====== MATERIAL SHOWN

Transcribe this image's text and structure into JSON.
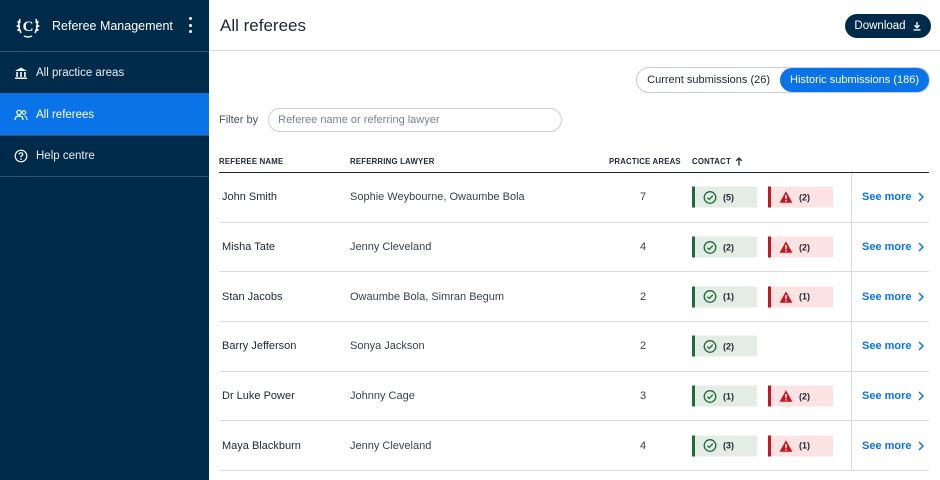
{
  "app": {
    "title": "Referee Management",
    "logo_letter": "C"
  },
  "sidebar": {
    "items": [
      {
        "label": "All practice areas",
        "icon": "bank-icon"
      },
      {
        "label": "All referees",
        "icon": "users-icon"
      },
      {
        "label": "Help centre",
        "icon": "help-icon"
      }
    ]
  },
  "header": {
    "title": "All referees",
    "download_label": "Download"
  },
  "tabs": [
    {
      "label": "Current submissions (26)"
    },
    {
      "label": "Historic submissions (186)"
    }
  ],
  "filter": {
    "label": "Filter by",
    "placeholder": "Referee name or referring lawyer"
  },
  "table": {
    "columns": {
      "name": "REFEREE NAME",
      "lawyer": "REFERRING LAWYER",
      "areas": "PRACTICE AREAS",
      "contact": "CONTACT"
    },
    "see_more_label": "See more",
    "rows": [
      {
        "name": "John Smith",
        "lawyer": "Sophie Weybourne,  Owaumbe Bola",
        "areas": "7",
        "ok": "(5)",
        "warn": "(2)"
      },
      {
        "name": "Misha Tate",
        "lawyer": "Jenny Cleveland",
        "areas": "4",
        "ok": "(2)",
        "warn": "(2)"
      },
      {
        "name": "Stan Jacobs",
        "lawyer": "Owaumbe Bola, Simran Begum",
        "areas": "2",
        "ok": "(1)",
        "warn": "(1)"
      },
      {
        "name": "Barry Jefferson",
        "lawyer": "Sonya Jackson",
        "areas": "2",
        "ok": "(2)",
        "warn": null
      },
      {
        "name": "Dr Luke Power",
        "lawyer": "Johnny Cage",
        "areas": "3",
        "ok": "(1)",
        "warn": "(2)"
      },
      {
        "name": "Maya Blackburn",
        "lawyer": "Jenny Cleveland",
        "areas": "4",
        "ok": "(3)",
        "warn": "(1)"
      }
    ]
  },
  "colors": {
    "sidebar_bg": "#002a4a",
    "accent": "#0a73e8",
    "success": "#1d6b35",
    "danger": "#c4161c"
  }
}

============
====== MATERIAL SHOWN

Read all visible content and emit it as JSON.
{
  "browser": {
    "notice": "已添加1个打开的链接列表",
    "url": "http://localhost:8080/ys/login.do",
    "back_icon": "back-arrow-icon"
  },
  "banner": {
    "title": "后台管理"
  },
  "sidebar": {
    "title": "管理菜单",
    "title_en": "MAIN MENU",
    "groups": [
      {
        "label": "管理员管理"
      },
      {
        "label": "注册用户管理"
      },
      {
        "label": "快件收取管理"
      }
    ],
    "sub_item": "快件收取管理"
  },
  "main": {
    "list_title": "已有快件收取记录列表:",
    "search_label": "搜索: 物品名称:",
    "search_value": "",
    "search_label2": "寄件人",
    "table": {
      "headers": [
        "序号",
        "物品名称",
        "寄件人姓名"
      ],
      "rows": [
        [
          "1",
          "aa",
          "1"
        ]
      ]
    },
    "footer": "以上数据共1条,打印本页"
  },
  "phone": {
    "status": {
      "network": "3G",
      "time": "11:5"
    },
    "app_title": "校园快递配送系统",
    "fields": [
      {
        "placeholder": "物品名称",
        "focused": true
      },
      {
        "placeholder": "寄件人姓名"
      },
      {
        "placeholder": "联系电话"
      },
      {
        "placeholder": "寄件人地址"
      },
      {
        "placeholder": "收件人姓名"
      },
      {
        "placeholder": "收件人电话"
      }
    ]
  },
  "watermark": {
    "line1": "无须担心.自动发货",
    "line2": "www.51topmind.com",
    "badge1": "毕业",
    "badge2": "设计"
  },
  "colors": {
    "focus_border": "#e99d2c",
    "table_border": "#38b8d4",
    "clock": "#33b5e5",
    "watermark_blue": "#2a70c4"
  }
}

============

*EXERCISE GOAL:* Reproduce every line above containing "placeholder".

*SOLVED EXERCISE:*
    "placeholder": "Referee name or referring lawyer"
        "placeholder": "物品名称",
        "placeholder": "寄件人姓名"
        "placeholder": "联系电话"
        "placeholder": "寄件人地址"
        "placeholder": "收件人姓名"
        "placeholder": "收件人电话"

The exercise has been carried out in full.